- Opening Delimiter -

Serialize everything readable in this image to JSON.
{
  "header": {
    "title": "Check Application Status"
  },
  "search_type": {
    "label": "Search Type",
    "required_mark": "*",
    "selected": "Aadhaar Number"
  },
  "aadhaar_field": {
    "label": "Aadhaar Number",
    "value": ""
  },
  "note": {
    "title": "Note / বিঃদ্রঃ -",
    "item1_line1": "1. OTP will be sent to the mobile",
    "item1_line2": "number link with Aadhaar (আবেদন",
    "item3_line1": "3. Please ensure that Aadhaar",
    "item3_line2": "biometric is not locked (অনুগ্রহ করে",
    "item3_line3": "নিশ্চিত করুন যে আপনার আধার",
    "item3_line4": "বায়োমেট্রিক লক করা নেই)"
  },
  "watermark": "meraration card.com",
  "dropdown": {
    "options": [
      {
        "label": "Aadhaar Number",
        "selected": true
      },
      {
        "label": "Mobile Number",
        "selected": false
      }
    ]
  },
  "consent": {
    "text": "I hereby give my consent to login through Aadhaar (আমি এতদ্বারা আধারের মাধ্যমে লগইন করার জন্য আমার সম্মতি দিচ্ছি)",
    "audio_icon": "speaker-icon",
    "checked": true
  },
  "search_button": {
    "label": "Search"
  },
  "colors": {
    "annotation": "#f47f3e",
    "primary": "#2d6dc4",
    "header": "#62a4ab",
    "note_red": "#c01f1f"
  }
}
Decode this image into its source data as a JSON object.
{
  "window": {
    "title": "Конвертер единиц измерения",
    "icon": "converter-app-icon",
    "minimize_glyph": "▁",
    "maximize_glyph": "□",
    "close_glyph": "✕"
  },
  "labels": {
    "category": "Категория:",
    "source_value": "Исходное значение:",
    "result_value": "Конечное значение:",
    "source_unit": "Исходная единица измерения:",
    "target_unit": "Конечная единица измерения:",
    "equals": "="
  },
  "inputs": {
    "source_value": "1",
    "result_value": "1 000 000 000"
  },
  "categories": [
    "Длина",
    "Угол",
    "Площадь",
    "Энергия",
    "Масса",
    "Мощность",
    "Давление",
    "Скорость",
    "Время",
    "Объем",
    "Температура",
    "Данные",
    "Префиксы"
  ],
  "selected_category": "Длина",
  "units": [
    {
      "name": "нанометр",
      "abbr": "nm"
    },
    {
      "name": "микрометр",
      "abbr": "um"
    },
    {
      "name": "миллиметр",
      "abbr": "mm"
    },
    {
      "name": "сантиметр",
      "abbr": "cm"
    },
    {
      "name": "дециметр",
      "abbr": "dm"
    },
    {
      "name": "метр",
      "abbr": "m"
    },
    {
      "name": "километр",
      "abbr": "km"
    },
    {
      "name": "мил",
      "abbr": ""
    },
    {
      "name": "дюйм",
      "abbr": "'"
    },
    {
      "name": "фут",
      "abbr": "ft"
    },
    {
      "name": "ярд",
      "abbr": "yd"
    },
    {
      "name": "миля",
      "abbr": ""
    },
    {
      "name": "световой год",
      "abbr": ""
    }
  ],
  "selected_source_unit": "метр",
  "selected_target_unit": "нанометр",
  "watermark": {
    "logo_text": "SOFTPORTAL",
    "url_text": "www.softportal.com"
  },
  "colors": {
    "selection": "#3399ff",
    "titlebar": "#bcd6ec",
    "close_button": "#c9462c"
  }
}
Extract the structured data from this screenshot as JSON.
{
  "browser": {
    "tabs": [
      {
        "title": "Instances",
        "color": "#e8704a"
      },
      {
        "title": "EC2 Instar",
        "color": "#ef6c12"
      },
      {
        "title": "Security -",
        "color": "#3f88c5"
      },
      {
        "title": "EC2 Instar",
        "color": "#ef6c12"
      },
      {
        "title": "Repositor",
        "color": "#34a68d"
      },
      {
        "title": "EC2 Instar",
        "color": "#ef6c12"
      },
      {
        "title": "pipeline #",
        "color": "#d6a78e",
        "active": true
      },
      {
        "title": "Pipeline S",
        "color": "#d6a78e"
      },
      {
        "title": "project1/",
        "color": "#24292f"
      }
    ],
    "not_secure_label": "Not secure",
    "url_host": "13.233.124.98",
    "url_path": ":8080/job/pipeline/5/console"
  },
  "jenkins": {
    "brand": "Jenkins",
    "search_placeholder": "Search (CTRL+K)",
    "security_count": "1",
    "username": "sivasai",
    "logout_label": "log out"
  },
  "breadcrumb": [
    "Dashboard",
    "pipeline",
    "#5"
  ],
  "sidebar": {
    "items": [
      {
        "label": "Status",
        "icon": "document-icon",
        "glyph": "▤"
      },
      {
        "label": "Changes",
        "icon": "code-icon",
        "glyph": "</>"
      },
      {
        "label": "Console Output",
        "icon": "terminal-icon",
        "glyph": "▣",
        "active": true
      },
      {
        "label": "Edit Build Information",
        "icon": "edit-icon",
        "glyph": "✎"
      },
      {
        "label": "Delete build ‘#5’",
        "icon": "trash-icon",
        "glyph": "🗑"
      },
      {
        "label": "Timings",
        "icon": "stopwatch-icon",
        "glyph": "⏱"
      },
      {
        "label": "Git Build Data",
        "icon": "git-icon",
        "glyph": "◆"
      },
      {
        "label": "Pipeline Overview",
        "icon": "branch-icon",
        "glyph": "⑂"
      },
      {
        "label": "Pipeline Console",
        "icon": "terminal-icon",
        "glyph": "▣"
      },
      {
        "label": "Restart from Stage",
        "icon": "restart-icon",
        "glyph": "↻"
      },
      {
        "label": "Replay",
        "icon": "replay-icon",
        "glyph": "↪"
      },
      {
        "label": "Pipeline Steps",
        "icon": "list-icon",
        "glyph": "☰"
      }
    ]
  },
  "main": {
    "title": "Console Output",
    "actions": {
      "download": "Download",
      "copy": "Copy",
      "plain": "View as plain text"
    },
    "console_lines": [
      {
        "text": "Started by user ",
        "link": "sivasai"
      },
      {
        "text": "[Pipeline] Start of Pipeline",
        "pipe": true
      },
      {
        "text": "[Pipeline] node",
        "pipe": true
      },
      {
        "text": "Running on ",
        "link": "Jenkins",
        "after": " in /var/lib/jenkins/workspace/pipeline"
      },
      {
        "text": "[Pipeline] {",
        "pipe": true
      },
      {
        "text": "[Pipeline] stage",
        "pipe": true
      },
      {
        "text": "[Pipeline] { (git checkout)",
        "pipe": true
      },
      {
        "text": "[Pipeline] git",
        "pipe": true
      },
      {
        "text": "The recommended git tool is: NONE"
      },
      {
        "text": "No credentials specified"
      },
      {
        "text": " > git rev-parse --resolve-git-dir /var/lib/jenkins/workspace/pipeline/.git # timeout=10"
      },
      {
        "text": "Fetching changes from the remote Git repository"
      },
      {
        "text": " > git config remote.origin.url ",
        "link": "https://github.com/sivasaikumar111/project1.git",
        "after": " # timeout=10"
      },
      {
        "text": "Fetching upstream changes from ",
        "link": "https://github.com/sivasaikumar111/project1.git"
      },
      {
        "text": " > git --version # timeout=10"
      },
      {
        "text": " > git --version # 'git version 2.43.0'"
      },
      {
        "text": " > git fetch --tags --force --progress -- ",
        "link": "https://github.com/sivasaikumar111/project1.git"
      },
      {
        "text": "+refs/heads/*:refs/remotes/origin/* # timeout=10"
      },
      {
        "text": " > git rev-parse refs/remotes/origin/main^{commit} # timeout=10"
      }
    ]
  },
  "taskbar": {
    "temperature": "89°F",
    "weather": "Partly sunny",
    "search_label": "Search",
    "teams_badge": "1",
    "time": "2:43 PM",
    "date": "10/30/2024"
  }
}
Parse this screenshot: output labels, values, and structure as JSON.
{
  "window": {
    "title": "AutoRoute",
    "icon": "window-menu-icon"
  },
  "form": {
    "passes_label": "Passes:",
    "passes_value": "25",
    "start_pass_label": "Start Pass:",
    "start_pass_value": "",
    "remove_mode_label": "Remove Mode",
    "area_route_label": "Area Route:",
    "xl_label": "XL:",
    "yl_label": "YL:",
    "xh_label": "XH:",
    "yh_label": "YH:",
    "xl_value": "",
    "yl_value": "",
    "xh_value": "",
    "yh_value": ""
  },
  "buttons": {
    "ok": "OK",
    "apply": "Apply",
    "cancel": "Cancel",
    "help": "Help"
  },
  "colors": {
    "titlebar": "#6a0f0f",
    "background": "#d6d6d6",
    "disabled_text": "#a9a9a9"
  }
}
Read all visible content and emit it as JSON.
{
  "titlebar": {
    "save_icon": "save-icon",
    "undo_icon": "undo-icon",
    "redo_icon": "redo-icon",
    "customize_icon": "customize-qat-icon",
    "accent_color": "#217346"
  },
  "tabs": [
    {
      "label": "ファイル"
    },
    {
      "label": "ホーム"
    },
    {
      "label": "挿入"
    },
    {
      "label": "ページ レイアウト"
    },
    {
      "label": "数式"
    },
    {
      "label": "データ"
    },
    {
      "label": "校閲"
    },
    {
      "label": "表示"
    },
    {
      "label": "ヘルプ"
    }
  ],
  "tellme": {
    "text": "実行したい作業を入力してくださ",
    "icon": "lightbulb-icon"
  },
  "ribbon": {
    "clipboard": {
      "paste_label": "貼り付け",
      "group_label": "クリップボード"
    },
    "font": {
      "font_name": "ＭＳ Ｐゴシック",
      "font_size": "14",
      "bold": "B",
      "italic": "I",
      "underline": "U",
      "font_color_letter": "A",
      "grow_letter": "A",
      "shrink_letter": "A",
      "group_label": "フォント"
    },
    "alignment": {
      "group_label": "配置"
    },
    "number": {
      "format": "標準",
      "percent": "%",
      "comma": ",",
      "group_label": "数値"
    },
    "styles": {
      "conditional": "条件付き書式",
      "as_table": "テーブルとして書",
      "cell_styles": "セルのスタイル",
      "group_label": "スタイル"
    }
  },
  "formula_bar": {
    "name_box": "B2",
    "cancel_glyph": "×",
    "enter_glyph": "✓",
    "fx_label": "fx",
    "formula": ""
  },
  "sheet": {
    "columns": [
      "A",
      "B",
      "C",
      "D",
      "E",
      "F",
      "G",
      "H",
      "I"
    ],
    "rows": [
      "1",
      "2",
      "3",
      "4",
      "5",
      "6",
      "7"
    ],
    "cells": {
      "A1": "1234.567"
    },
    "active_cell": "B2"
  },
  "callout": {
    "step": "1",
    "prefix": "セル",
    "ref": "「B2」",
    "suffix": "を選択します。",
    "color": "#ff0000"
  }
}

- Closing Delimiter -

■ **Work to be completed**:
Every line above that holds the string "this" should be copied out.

■ **Output of the task**:
Serialize everything readable in this image to JSON.
Decode this image into its source data as a JSON object.
Extract the structured data from this screenshot as JSON.
Parse this screenshot: output labels, values, and structure as JSON.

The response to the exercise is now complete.